Everything began in April. I came back to Spain from Mexico City after having visited some friends, and I decided to start an active job search. I still remember that some friends, in different contexts, told me:
Gosh, it seems that you will end up prostituting yourself to obtain some CV experience.
But, that didn’t happen.
As a matter of fact, I spent 3 months (since early April until late June) looking for a job, and I finally didn’t work at anything at all. Why? Basically, because of the following:
- Conflicts between institutions at my university. Even having talked about a contract, everything we negotiated was ignored, as well as my CV.
- The descriptions about the interns given at my university were really sparing, and they didn’t match with the interests of the contracting parties.
- Time. I received several calls to work in a business in Madrid, but I couldn’t spend 6 months working far from my university, as well as studying.
This doesn’t mean I didn’t have job opportunities available; in fact, I could have chosen to work in an administration task or in a McJob. However, I thought there would be some other alternatives for someone that has a slightly technical profile such as mine, so I decided to ask for advice to some lecturers of my university about different options.
In this double degree that I’m studying, as well as reading some related piece of news, I have realized that topics like the Artificial Intelligence might have some impact in the future. And not only in the technical scope, but also in the economical and the social ambits. Therefore, I have seen that areas like the Data Science might have some interest regarding to the future (but it might get obsolete soon too, who knows 🙁 ). That’s what dragged me to take some courses in Coursera about this particular topic.
The following question will certainly be:
What is Coursera?
Coursera is a MOOC (Massive Open Online Course) created by Daphne Koller and Andrew Ng, professors at the Stanford University, with a clear aim:

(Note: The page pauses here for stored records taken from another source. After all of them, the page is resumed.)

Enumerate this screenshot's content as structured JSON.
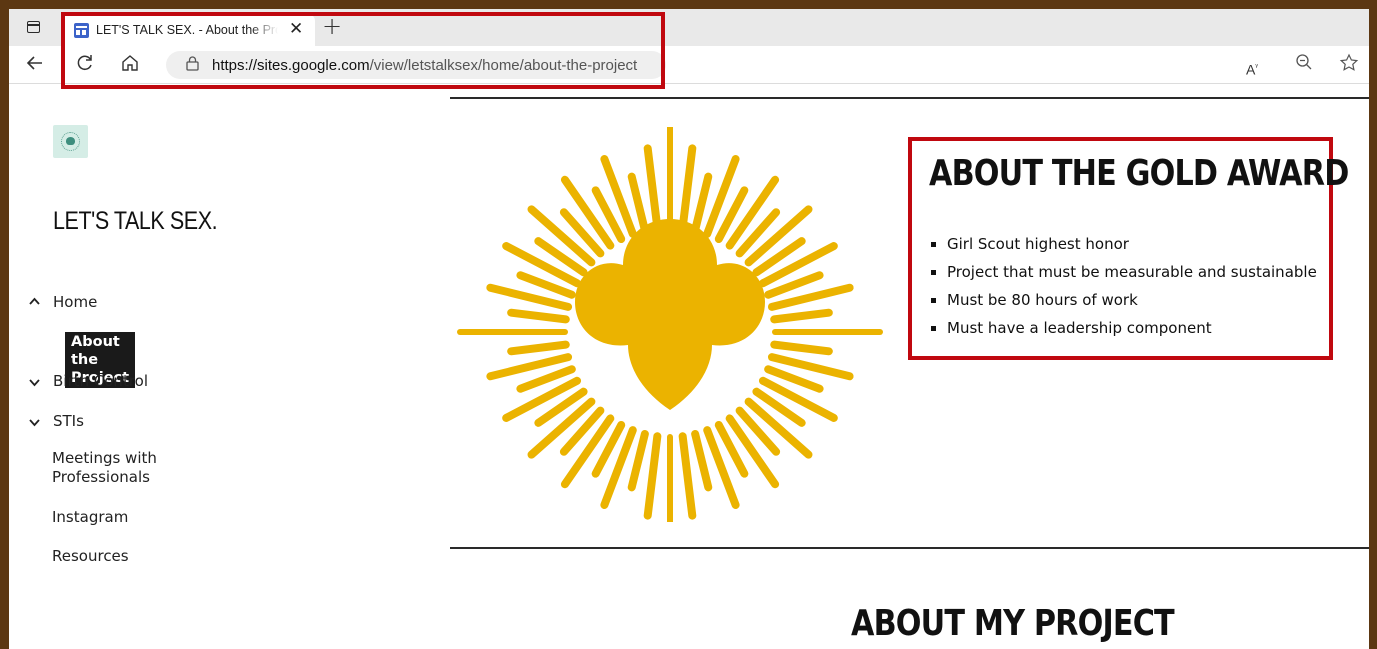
{
  "browser": {
    "tab_title": "LET'S TALK SEX. - About the Project",
    "tab_close": "✕",
    "new_tab": "+",
    "url_host": "https://sites.google.com",
    "url_path": "/view/letstalksex/home/about-the-project",
    "icons": [
      "window-icon",
      "site-favicon",
      "back-icon",
      "refresh-icon",
      "home-icon",
      "lock-icon",
      "read-aloud-icon",
      "zoom-icon",
      "favorite-icon"
    ]
  },
  "site": {
    "title": "LET'S TALK SEX."
  },
  "nav": {
    "home": "Home",
    "about": "About the Project",
    "birth_control": "Birth Control",
    "stis": "STIs",
    "meetings_line1": "Meetings with",
    "meetings_line2": "Professionals",
    "instagram": "Instagram",
    "resources": "Resources"
  },
  "gold_award": {
    "heading": "ABOUT THE GOLD AWARD",
    "items": [
      "Girl Scout highest honor",
      "Project that must be measurable and sustainable",
      "Must be 80 hours of work",
      "Must have a leadership component"
    ]
  },
  "project": {
    "heading": "ABOUT MY PROJECT"
  },
  "colors": {
    "emblem_gold": "#ebb300",
    "highlight_red": "#c0080f",
    "border_brown": "#5c3712"
  }
}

Give everyone that has access to the Internet a quality education.
It’s all about free courses, but in some cases you have to do some payments if you want to obtain certificates to get credit of the acquired knowledge. This institution has agreements with various universities which offer online courses with some specific deadlines, as if they were university courses.

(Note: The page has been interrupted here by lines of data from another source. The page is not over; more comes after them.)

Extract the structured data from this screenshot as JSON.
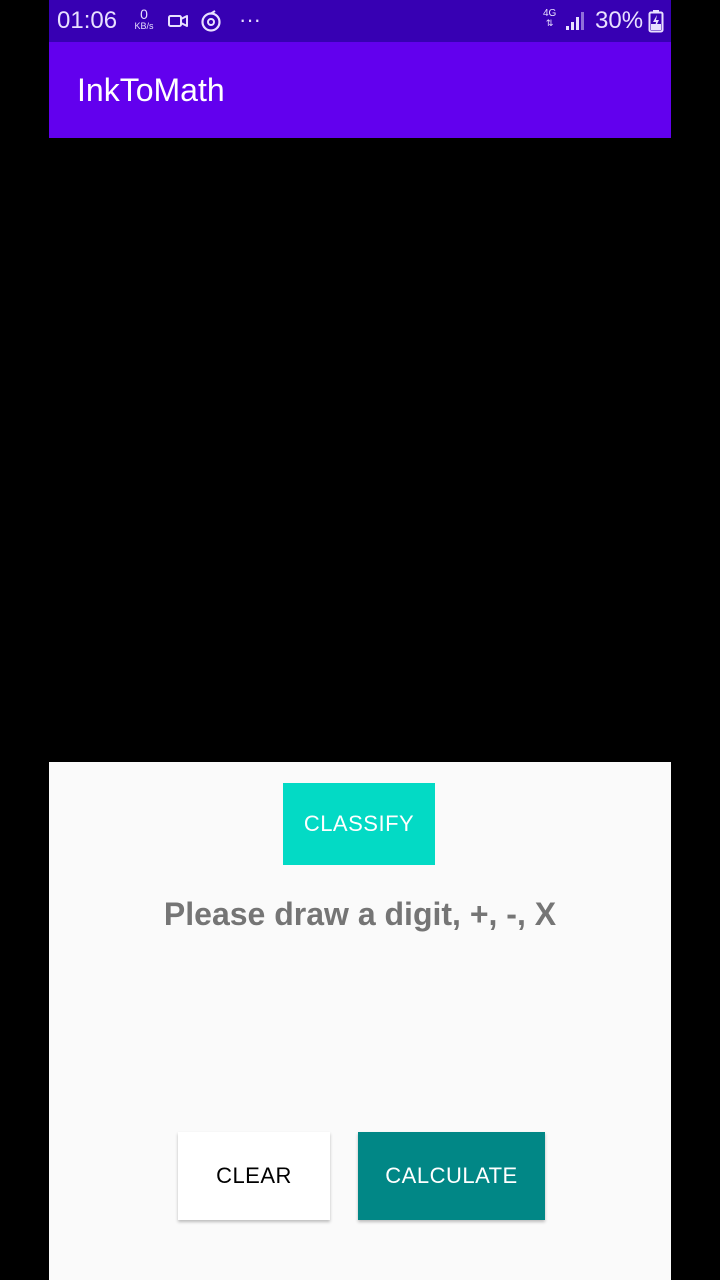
{
  "status_bar": {
    "time": "01:06",
    "data_rate_value": "0",
    "data_rate_unit": "KB/s",
    "more_indicator": "···",
    "network_type": "4G",
    "battery_percent": "30%",
    "color": "#3700b3"
  },
  "app_bar": {
    "title": "InkToMath",
    "color": "#6200ee"
  },
  "panel": {
    "classify_label": "CLASSIFY",
    "prompt": "Please draw a digit, +, -, X",
    "clear_label": "CLEAR",
    "calculate_label": "CALCULATE"
  },
  "colors": {
    "accent": "#03dac5",
    "teal_dark": "#018786",
    "canvas": "#000000"
  }
}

However, someone could easily doubt about the capacity of these courses, as there might not be such an extensive evaluation as in face-to-face classes. But, obviously, that’s the own student’s issue; i.e., these courses offer various evaluation methods like automatically graded tests or peer-graded tasks. If they are done seriously, they can assess your knowledge of the subject, as well as give some interesting feedback to learn further.
But, clearly, this model begins with a basic assumption:
The person enrolled in the course wishes to learn and is ready to make an effort.
I accomplished that objective in my particular case, because I was quite confused during the last summer about what to do. I knew I wanted to do something, but considering all the problems I had to get a job that could give me some useful background, I made up my mind and began with these courses; specifically, with the ones that were part of the Data Science Specialization, offered by the Johns Hopkins University.
Thanks to this ‘specialization’ (even if I haven’t completed it totally), I can assert that it answered me some questions about the Data Science, like:
What’s that? What’s it used for? How do people work in this field?
In fact, now I have even more questions than I had when I started, but I know they are more precise, and I guess I could answer them with a deeper study of the subject. It’s a field much broader than what is mentioned at this specialization, but I think it has given me a better perspective to understand it properly.
So… A reader might wonder the following:
Let’s see. I take a course, investing time, effort (and money) on it. However, I know these courses don’t deepen so much as an university degree. Which is their use, then?
I feel that any student taking these courses must set clear expectations before beginning with them. These courses won’t arrange your life; I mean, doing a Coursera course won’t make you the ideal candidate everywhere.
Even though, if you are a person willing to learn, and that wishes to learn about:
- Topics that are a bit far from your main knowledge field.
- Topics which you cannot learn about because there aren’t educational centres near you that teach about them.
- Topics on which you have preliminary concepts, but you would like to have a solid basis on.
Coursera might suit you. There are various offers from a wide array of topics, starting from the STEM (Science, Technology, Engineering, Maths) to social topics. Even if they aren’t something that will guarantee you to be a big fish, they can become an interesting asset (if they are related to the field you want to work at) to demonstrate your interest in a specific technical area.
At any rate, even if this is a short testimony of mine, I guess nobody can describe how Coursera works, its objectives and its prospects better than Daphne Koller, the co-founder of Coursera, at this TEDXTalk:
[Originally written at August 23rd, 2016]